Mayor de Blasio's proposed new mansion tax would affect precious few Brooklyn homes, a study finds.
What is brownstone, and why did 19th-century builders select it for townhouse facades in Manhattan and Brooklyn?

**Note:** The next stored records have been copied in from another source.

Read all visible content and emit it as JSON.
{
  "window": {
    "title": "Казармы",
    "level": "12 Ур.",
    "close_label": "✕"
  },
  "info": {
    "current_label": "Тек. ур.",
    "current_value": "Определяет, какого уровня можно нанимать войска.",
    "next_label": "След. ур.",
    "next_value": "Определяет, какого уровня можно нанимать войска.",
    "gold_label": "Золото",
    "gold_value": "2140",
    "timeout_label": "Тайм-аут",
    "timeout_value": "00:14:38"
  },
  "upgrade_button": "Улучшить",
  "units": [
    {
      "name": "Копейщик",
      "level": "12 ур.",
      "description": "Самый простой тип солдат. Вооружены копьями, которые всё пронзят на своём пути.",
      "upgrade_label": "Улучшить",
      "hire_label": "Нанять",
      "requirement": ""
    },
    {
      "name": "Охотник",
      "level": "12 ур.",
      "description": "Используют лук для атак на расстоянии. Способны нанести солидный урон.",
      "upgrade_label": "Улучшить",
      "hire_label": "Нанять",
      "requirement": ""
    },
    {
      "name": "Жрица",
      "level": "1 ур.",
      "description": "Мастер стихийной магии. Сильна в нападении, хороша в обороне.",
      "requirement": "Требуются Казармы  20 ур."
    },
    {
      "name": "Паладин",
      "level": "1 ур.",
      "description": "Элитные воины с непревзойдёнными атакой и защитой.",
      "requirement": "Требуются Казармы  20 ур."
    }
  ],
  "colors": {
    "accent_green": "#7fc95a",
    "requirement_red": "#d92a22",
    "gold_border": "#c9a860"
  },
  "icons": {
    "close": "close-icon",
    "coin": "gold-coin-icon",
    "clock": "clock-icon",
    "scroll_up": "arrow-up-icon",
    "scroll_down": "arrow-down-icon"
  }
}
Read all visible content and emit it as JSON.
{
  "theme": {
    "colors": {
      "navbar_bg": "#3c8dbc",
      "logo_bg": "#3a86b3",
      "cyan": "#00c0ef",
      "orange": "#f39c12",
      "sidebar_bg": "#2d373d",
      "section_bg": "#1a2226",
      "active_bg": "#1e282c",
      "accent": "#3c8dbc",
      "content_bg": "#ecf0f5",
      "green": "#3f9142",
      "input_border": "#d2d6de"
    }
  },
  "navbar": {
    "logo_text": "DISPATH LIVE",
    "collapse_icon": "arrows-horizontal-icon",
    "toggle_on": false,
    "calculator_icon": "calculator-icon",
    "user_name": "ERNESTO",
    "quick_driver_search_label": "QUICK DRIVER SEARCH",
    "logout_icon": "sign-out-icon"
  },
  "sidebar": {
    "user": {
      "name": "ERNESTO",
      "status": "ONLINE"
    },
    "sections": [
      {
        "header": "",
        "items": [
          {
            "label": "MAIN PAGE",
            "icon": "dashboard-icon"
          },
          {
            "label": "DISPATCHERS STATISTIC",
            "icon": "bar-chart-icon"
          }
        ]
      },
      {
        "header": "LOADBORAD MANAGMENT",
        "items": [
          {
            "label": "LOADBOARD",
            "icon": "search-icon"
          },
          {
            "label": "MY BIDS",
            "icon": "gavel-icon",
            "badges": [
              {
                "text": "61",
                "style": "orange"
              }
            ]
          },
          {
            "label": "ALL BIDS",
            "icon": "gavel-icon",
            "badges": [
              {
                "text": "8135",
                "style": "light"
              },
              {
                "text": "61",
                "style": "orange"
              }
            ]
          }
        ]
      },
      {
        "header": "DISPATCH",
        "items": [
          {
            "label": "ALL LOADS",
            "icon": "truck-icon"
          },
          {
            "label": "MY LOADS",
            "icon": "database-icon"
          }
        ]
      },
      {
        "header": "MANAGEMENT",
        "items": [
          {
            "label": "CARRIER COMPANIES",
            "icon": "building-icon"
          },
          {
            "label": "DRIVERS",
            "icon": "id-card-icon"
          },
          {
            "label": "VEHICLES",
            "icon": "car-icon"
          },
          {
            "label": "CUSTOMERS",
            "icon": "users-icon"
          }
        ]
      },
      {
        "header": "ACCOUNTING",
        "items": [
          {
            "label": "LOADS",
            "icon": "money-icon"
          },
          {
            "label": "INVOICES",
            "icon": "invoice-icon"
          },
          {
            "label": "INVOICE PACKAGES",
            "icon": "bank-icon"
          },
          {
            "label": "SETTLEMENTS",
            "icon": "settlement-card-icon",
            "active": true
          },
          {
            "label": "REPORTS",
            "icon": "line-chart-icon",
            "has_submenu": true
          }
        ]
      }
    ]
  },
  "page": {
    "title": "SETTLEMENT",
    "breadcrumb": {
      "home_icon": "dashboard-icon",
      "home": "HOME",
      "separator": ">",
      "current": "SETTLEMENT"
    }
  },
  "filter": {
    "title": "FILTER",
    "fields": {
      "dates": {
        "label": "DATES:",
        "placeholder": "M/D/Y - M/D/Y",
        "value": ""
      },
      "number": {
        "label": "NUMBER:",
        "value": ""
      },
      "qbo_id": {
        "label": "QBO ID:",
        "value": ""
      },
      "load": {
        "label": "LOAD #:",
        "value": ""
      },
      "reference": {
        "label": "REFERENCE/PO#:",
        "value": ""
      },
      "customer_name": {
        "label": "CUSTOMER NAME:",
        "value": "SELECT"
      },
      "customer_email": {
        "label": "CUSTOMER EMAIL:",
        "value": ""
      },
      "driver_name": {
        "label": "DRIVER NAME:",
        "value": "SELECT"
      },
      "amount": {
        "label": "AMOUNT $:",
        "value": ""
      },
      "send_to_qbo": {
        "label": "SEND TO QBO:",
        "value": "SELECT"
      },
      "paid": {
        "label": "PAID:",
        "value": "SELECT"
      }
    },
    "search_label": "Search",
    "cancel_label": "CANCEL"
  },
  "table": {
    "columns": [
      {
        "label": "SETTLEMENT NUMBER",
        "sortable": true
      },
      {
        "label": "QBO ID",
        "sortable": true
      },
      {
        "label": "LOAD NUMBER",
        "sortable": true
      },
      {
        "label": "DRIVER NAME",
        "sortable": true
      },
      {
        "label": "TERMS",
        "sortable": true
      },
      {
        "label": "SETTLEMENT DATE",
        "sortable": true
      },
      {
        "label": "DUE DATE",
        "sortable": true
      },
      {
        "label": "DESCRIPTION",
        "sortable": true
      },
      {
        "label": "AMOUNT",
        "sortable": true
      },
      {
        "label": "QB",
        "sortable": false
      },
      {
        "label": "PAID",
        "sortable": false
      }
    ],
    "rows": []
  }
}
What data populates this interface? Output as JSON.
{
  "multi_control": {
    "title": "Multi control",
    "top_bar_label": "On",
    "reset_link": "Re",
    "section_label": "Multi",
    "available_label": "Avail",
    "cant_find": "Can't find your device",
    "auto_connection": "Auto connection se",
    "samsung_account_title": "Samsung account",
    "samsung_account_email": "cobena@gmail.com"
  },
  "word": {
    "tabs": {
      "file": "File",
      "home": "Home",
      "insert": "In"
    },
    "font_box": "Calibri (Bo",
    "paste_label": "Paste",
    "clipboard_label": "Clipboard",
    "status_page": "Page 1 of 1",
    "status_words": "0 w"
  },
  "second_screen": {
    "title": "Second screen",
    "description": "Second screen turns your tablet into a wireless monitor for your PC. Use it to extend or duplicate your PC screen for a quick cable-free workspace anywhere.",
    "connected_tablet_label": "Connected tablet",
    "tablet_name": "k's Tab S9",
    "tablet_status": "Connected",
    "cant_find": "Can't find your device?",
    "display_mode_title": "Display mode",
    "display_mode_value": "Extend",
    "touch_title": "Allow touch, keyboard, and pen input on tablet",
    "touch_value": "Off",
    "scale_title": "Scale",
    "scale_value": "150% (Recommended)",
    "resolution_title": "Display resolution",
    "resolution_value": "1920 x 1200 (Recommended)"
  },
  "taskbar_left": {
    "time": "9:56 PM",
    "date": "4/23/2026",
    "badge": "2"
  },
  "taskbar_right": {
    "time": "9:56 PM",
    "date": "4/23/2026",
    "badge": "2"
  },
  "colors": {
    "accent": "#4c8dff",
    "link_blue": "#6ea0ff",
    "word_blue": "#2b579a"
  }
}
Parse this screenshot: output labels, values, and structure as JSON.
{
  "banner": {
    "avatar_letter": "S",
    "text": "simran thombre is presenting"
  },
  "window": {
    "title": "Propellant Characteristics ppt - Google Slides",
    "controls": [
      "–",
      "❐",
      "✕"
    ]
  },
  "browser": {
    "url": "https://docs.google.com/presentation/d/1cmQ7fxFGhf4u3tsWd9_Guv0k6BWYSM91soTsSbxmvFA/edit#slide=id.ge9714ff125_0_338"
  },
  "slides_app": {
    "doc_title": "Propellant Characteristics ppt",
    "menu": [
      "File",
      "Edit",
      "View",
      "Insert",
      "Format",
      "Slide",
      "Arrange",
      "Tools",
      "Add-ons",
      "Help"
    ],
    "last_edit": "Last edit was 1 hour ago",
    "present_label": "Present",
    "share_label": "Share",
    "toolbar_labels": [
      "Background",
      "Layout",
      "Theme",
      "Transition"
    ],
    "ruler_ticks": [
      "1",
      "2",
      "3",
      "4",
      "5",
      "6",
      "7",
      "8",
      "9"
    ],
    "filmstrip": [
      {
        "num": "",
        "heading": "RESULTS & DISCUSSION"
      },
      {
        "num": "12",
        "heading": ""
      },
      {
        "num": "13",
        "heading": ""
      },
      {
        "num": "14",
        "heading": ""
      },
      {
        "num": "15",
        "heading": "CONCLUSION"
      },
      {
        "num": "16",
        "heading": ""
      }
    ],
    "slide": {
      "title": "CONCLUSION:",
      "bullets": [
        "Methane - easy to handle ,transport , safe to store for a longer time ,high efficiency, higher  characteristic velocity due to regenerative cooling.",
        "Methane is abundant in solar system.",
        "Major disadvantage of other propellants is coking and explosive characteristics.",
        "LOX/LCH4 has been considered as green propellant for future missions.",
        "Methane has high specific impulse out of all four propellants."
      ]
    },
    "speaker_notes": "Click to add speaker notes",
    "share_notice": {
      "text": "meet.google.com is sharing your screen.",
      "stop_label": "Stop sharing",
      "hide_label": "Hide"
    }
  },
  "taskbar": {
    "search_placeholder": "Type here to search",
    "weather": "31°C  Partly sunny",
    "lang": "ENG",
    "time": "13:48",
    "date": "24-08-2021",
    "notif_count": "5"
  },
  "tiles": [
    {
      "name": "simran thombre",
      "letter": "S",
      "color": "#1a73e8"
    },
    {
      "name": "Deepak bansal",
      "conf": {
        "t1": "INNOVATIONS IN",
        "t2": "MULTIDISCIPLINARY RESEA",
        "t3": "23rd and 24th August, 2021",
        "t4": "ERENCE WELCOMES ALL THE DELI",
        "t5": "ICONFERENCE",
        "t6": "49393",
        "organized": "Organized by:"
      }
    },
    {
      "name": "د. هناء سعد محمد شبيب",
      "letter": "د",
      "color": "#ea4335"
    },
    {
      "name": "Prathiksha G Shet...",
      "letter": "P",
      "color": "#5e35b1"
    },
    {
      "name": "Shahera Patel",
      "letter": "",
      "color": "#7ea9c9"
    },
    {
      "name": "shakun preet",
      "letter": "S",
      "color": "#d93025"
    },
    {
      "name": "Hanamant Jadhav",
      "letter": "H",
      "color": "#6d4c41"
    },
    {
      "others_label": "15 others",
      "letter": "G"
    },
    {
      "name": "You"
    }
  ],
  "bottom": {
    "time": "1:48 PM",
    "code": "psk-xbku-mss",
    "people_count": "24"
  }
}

A brownstone expert explains.
A lecture series that covers all things related to brownstones in Brooklyn continues with a discussion about how to evaluate a townhouse before purchasing.
Topped only by the kitchen, the bathroom is one of the most important and frequently renovated rooms in any house or apartment.
After refacing a brownstone, is it normal to have cracks in the freshly finished facade?
A six-part lecture series about the history and care of Brooklyn's 19th century townhouses kicks off with the history of Park Slope architecture by noted Brownstoner author and historian Suzanne Spellen.
Symmetry, leafy brackets and over-the-top ornament are just a few of the facets of this Italian-inspired style — the classic look of Brooklyn brownstones.
This may be the only townhouse in Brooklyn with a room dedicated to a urinal, entered via swinging saloon-style doors. “It’s the kind of thing you can do when you have 6,000 square feet,” said Elizabeth Roberts of Ensemble Architecture.
The busy Gowanus-based firm masterminded the transformation of this five-story, 25-foot-wide corner building, taking it from a three-family plus doctor’s office to a four-story home for a single family, with a rental apartment and a professional office on the garden level.
It was a lucky score: an 1890s brownstone in Carroll Gardens with an exceptionally long (70 feet) parlor floor and a load of well-preserved detail. The new homeowners came to Brooklyn-based architect Kim Hoyt for help creating an owners’ duplex out of two separate flats, as well as a new kitchen at the rear of the parlor floor.
Though currently a hot commodity, brownstones aren’t known for their energy efficiency.
“It’s amazing how much money is spent just heating building materials,” Michael Ingui, Partner at Baxt Ingui Architects, recently told Brownstoner. But that’s no longer the case in at least one newly renovated townhouse — the first passive-certified, landmarked home in Brooklyn.